So, now you know the history of ume matsuri in Japan. You even know when to visit to see the Japanese plum blossoms in full bloom. The question now is where in Japan should you go, and what will be waiting for you when you get there? No need to worry. You’re in no way facing a shortage of options.
Tokyo’s go-to urban center for Ume Matsuri is the Japanese Garden in Koishikawa Korakuen. Less than 20 minutes from Tokyo’s imperial palace by train, this park contains around 150 ume trees. These gardens date back to the country’s Edo Period (1603-1868 C.E.) and have long been an oasis for plum blossom viewing amongst the urban bustle.
For those both willing to travel and wanting to view Japan through the eyes of its history, Japan’s Ibaraki Prefecture is home to the gardens of Kairakuen. Located only a 2-hour train ride from Tokyo Station, this garden hosts over 3000 ume trees and holds a title as being one of the Three Great Gardens of Japan.
For those who want to delve into adventure, Fukuoka Prefecture houses the Dazaifu Tenmangu Shrine—built in 905 C.E.; the grounds of this Shinto shrine host over 6000 Ume Trees in 167 different varieties. This off-the-beaten-path option is the ultimate viewing experience for all things ume matsuri and Japanese historical tradition.

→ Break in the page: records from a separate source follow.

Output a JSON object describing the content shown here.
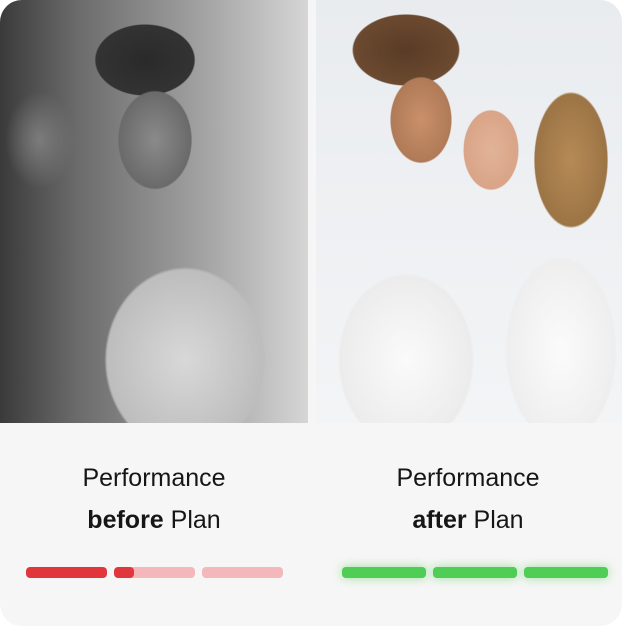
{
  "before": {
    "title": "Performance",
    "emphasis": "before",
    "suffix": " Plan",
    "progress_segments": [
      1.0,
      0.25,
      0.0
    ],
    "color": "#e2363d",
    "track_color": "#f4b8ba"
  },
  "after": {
    "title": "Performance",
    "emphasis": "after",
    "suffix": " Plan",
    "progress_segments": [
      1.0,
      1.0,
      1.0
    ],
    "color": "#4fcd54"
  }
}
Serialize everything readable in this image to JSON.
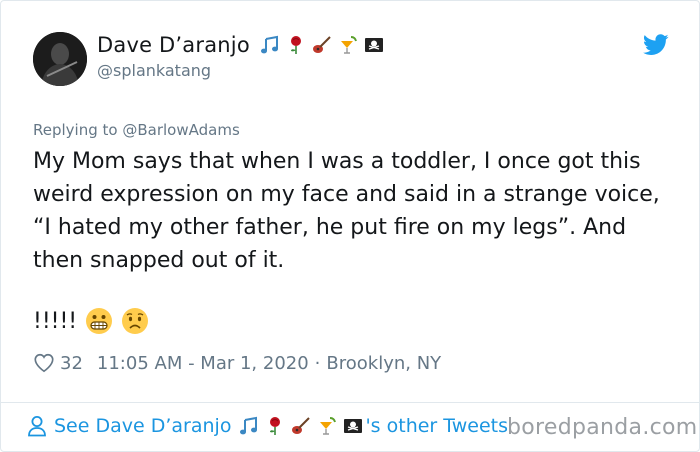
{
  "tweet": {
    "display_name": "Dave D’aranjo",
    "handle": "@splankatang",
    "name_emojis": [
      "musical-notes",
      "rose",
      "guitar",
      "tropical-drink",
      "pirate-flag"
    ],
    "replying_prefix": "Replying to",
    "replying_to": "@BarlowAdams",
    "text": "My Mom says that when I was a toddler, I once got this weird expression on my face and said in a strange voice, “I hated my other father, he put fire on my legs”. And then snapped out of it.",
    "text_tail": "!!!!!",
    "tail_emojis": [
      "grimacing-face",
      "worried-face"
    ],
    "likes": "32",
    "timestamp": "11:05 AM - Mar 1, 2020",
    "separator": "·",
    "location": "Brooklyn, NY"
  },
  "footer": {
    "prefix": "See Dave D’aranjo",
    "suffix": "'s other Tweets"
  },
  "watermark": "boredpanda.com",
  "colors": {
    "twitter_blue": "#1da1f2",
    "link_blue": "#1b95e0",
    "muted_gray": "#657786",
    "text": "#14171a"
  }
}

Those who have thought of visiting Japan have heard of cherry blossoms and the traditional affairs surrounding them. However, by delving into the lesser-known celebrations of the ume blossoms, you’ve uncovered an earlier beautiful season of blooming flowers.